Dataset excerpts:
====

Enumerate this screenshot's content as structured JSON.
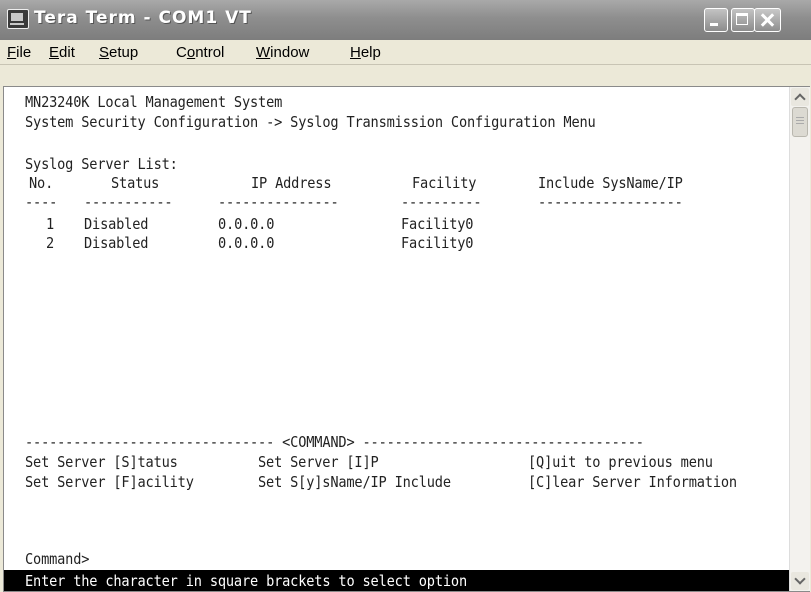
{
  "window": {
    "title": "Tera Term - COM1 VT"
  },
  "menu": {
    "items": [
      {
        "pre": "",
        "key": "F",
        "post": "ile"
      },
      {
        "pre": "",
        "key": "E",
        "post": "dit"
      },
      {
        "pre": "",
        "key": "S",
        "post": "etup"
      },
      {
        "pre": "C",
        "key": "o",
        "post": "ntrol"
      },
      {
        "pre": "",
        "key": "W",
        "post": "indow"
      },
      {
        "pre": "",
        "key": "H",
        "post": "elp"
      }
    ]
  },
  "terminal": {
    "system_name": "MN23240K Local Management System",
    "breadcrumb": "System Security Configuration -> Syslog Transmission Configuration Menu",
    "list_title": "Syslog Server List:",
    "columns": {
      "no": "No.",
      "status": "Status",
      "ip": "IP Address",
      "facility": "Facility",
      "include": "Include SysName/IP"
    },
    "dashes": {
      "no": "----",
      "status": "-----------",
      "ip": "---------------",
      "facility": "----------",
      "include": "------------------"
    },
    "rows": [
      {
        "no": "1",
        "status": "Disabled",
        "ip": "0.0.0.0",
        "facility": "Facility0",
        "include": ""
      },
      {
        "no": "2",
        "status": "Disabled",
        "ip": "0.0.0.0",
        "facility": "Facility0",
        "include": ""
      }
    ],
    "command_divider": "------------------------------- <COMMAND> -----------------------------------",
    "commands": {
      "set_status": "Set Server [S]tatus",
      "set_ip": "Set Server [I]P",
      "quit": "[Q]uit to previous menu",
      "set_facility": "Set Server [F]acility",
      "set_sysname": "Set S[y]sName/IP Include",
      "clear": "[C]lear Server Information"
    },
    "prompt": "Command>",
    "status_message": "Enter the character in square brackets to select option"
  }
}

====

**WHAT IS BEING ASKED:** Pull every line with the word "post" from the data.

**PROBLEM SOLUTION:**
        "post": "ile"
        "post": "dit"
        "post": "etup"
        "post": "ntrol"
        "post": "indow"
        "post": "elp"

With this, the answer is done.